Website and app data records

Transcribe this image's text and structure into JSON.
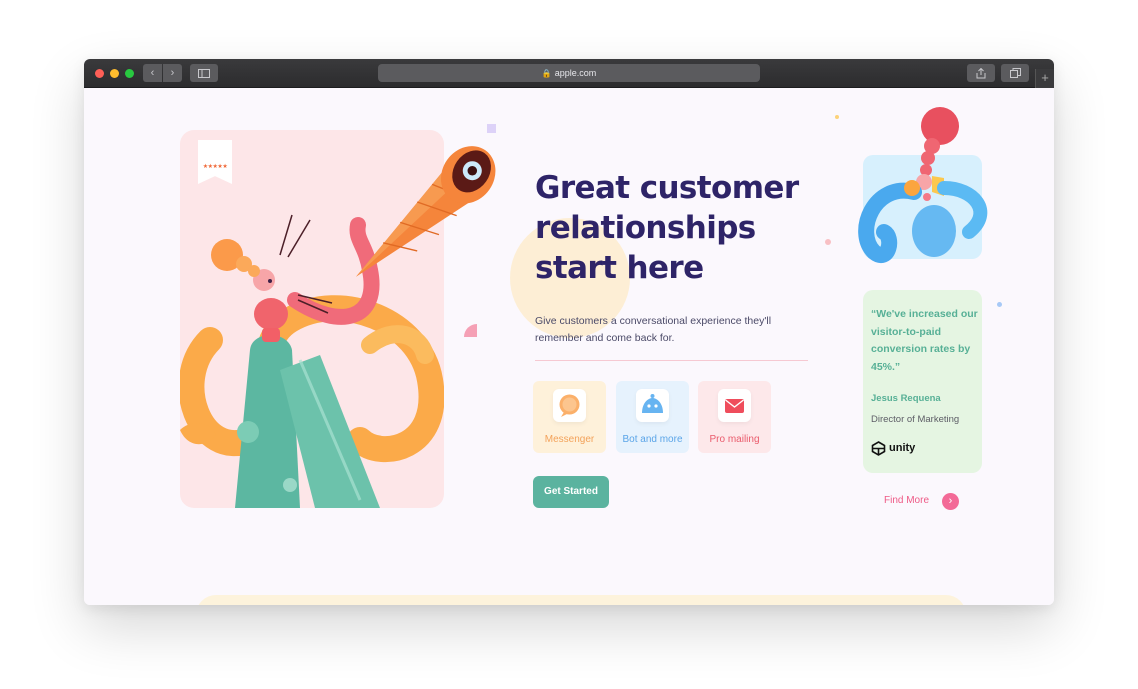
{
  "browser": {
    "url": "apple.com",
    "colors": {
      "chrome": "#2c2c2e",
      "close": "#fe5f57",
      "minimize": "#febc2e",
      "zoom": "#28c840"
    }
  },
  "hero": {
    "rating": "★★★★★",
    "headline_lines": [
      "Great customer",
      "relationships",
      "start here"
    ],
    "subtext": "Give customers a conversational experience they'll remember and come back for.",
    "colors": {
      "headline": "#2e2468",
      "card_bg": "#fde6e8"
    }
  },
  "features": [
    {
      "label": "Messenger",
      "icon": "chat-bubble-icon",
      "color": "#f3a25a"
    },
    {
      "label": "Bot and more",
      "icon": "bot-icon",
      "color": "#5ba5e8"
    },
    {
      "label": "Pro mailing",
      "icon": "mail-icon",
      "color": "#ea5b6c"
    }
  ],
  "cta": {
    "label": "Get Started",
    "color": "#5bb39f"
  },
  "testimonial": {
    "quote": "“We've increased our visitor-to-paid conversion rates by 45%.”",
    "author": "Jesus Requena",
    "role": "Director of  Marketing",
    "company": "unity",
    "color": "#57b096"
  },
  "find_more": {
    "label": "Find More",
    "icon": "arrow-right-icon",
    "color": "#ee5a86"
  }
}
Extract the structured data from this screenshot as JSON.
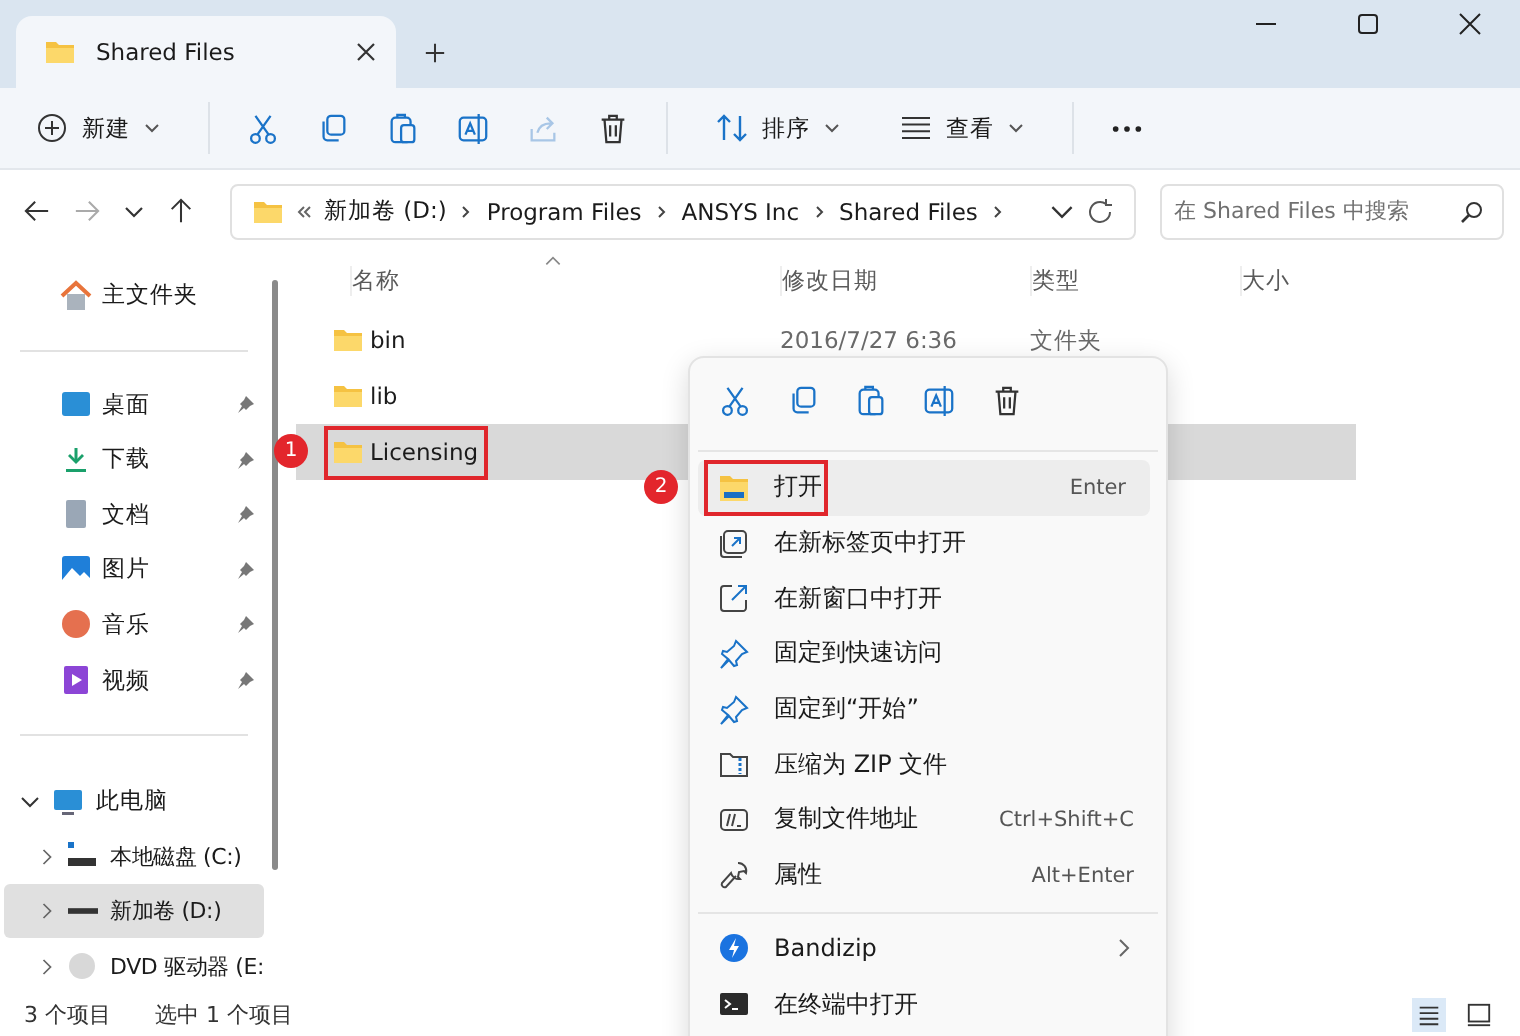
{
  "window": {
    "tab_title": "Shared Files"
  },
  "toolbar": {
    "new_label": "新建",
    "actions": [
      {
        "kind": "cut",
        "disabled": false
      },
      {
        "kind": "copy",
        "disabled": false
      },
      {
        "kind": "paste",
        "disabled": false
      },
      {
        "kind": "rename",
        "disabled": false
      },
      {
        "kind": "share",
        "disabled": true
      },
      {
        "kind": "delete",
        "disabled": false
      }
    ],
    "sort_label": "排序",
    "view_label": "查看"
  },
  "address": {
    "crumbs": [
      "新加卷 (D:)",
      "Program Files",
      "ANSYS Inc",
      "Shared Files"
    ],
    "search": {
      "placeholder": "在 Shared Files 中搜索"
    }
  },
  "sidebar": {
    "home": "主文件夹",
    "quick": [
      {
        "label": "桌面",
        "kind": "desktop",
        "pinned": true
      },
      {
        "label": "下载",
        "kind": "download",
        "pinned": true
      },
      {
        "label": "文档",
        "kind": "documents",
        "pinned": true
      },
      {
        "label": "图片",
        "kind": "pictures",
        "pinned": true
      },
      {
        "label": "音乐",
        "kind": "music",
        "pinned": true
      },
      {
        "label": "视频",
        "kind": "videos",
        "pinned": true
      }
    ],
    "this_pc": {
      "label": "此电脑",
      "expanded": true,
      "children": [
        {
          "label": "本地磁盘 (C:)",
          "kind": "system-drive",
          "selected": false
        },
        {
          "label": "新加卷 (D:)",
          "kind": "drive",
          "selected": true
        },
        {
          "label": "DVD 驱动器 (E:",
          "kind": "dvd",
          "selected": false
        }
      ]
    }
  },
  "columns": [
    "名称",
    "修改日期",
    "类型",
    "大小"
  ],
  "rows": [
    {
      "name": "bin",
      "date": "2016/7/27 6:36",
      "type": "文件夹",
      "selected": false
    },
    {
      "name": "lib",
      "selected": false
    },
    {
      "name": "Licensing",
      "selected": true,
      "callout": "1"
    }
  ],
  "context_menu": {
    "actions": [
      {
        "kind": "cut"
      },
      {
        "kind": "copy"
      },
      {
        "kind": "paste"
      },
      {
        "kind": "rename"
      },
      {
        "kind": "delete"
      }
    ],
    "sections": [
      [
        {
          "label": "打开",
          "kind": "open",
          "shortcut": "Enter",
          "highlighted": true,
          "callout": "2"
        },
        {
          "label": "在新标签页中打开",
          "kind": "new-tab",
          "highlighted": false
        },
        {
          "label": "在新窗口中打开",
          "kind": "new-window",
          "highlighted": false
        },
        {
          "label": "固定到快速访问",
          "kind": "pin",
          "highlighted": false
        },
        {
          "label": "固定到“开始”",
          "kind": "pin",
          "highlighted": false
        },
        {
          "label": "压缩为 ZIP 文件",
          "kind": "zip",
          "highlighted": false
        },
        {
          "label": "复制文件地址",
          "kind": "copy-path",
          "shortcut": "Ctrl+Shift+C",
          "highlighted": false
        },
        {
          "label": "属性",
          "kind": "properties",
          "shortcut": "Alt+Enter",
          "highlighted": false
        }
      ],
      [
        {
          "label": "Bandizip",
          "kind": "bandizip",
          "submenu": true,
          "highlighted": false
        },
        {
          "label": "在终端中打开",
          "kind": "terminal",
          "highlighted": false
        }
      ]
    ]
  },
  "status_bar": [
    "3 个项目",
    "选中 1 个项目"
  ]
}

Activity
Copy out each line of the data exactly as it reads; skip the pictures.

Expected answer
Transcribe this image's text and structure into JSON.
{
  "browser": {
    "url": "apple.com",
    "colors": {
      "chrome": "#2c2c2e",
      "close": "#fe5f57",
      "minimize": "#febc2e",
      "zoom": "#28c840"
    }
  },
  "hero": {
    "rating": "★★★★★",
    "headline_lines": [
      "Great customer",
      "relationships",
      "start here"
    ],
    "subtext": "Give customers a conversational experience they'll remember and come back for.",
    "colors": {
      "headline": "#2e2468",
      "card_bg": "#fde6e8"
    }
  },
  "features": [
    {
      "label": "Messenger",
      "icon": "chat-bubble-icon",
      "color": "#f3a25a"
    },
    {
      "label": "Bot and more",
      "icon": "bot-icon",
      "color": "#5ba5e8"
    },
    {
      "label": "Pro mailing",
      "icon": "mail-icon",
      "color": "#ea5b6c"
    }
  ],
  "cta": {
    "label": "Get Started",
    "color": "#5bb39f"
  },
  "testimonial": {
    "quote": "“We've increased our visitor-to-paid conversion rates by 45%.”",
    "author": "Jesus Requena",
    "role": "Director of  Marketing",
    "company": "unity",
    "color": "#57b096"
  },
  "find_more": {
    "label": "Find More",
    "icon": "arrow-right-icon",
    "color": "#ee5a86"
  }
}
Extract the structured data from this screenshot as JSON.
{
  "window": {
    "tab_title": "Shared Files"
  },
  "toolbar": {
    "new_label": "新建",
    "actions": [
      {
        "kind": "cut",
        "disabled": false
      },
      {
        "kind": "copy",
        "disabled": false
      },
      {
        "kind": "paste",
        "disabled": false
      },
      {
        "kind": "rename",
        "disabled": false
      },
      {
        "kind": "share",
        "disabled": true
      },
      {
        "kind": "delete",
        "disabled": false
      }
    ],
    "sort_label": "排序",
    "view_label": "查看"
  },
  "address": {
    "crumbs": [
      "新加卷 (D:)",
      "Program Files",
      "ANSYS Inc",
      "Shared Files"
    ],
    "search": {
      "placeholder": "在 Shared Files 中搜索"
    }
  },
  "sidebar": {
    "home": "主文件夹",
    "quick": [
      {
        "label": "桌面",
        "kind": "desktop",
        "pinned": true
      },
      {
        "label": "下载",
        "kind": "download",
        "pinned": true
      },
      {
        "label": "文档",
        "kind": "documents",
        "pinned": true
      },
      {
        "label": "图片",
        "kind": "pictures",
        "pinned": true
      },
      {
        "label": "音乐",
        "kind": "music",
        "pinned": true
      },
      {
        "label": "视频",
        "kind": "videos",
        "pinned": true
      }
    ],
    "this_pc": {
      "label": "此电脑",
      "expanded": true,
      "children": [
        {
          "label": "本地磁盘 (C:)",
          "kind": "system-drive",
          "selected": false
        },
        {
          "label": "新加卷 (D:)",
          "kind": "drive",
          "selected": true
        },
        {
          "label": "DVD 驱动器 (E:",
          "kind": "dvd",
          "selected": false
        }
      ]
    }
  },
  "columns": [
    "名称",
    "修改日期",
    "类型",
    "大小"
  ],
  "rows": [
    {
      "name": "bin",
      "date": "2016/7/27 6:36",
      "type": "文件夹",
      "selected": false
    },
    {
      "name": "lib",
      "selected": false
    },
    {
      "name": "Licensing",
      "selected": true,
      "callout": "1"
    }
  ],
  "context_menu": {
    "actions": [
      {
        "kind": "cut"
      },
      {
        "kind": "copy"
      },
      {
        "kind": "paste"
      },
      {
        "kind": "rename"
      },
      {
        "kind": "delete"
      }
    ],
    "sections": [
      [
        {
          "label": "打开",
          "kind": "open",
          "shortcut": "Enter",
          "highlighted": true,
          "callout": "2"
        },
        {
          "label": "在新标签页中打开",
          "kind": "new-tab",
          "highlighted": false
        },
        {
          "label": "在新窗口中打开",
          "kind": "new-window",
          "highlighted": false
        },
        {
          "label": "固定到快速访问",
          "kind": "pin",
          "highlighted": false
        },
        {
          "label": "固定到“开始”",
          "kind": "pin",
          "highlighted": false
        },
        {
          "label": "压缩为 ZIP 文件",
          "kind": "zip",
          "highlighted": false
        },
        {
          "label": "复制文件地址",
          "kind": "copy-path",
          "shortcut": "Ctrl+Shift+C",
          "highlighted": false
        },
        {
          "label": "属性",
          "kind": "properties",
          "shortcut": "Alt+Enter",
          "highlighted": false
        }
      ],
      [
        {
          "label": "Bandizip",
          "kind": "bandizip",
          "submenu": true,
          "highlighted": false
        },
        {
          "label": "在终端中打开",
          "kind": "terminal",
          "highlighted": false
        }
      ]
    ]
  },
  "status_bar": [
    "3 个项目",
    "选中 1 个项目"
  ]
}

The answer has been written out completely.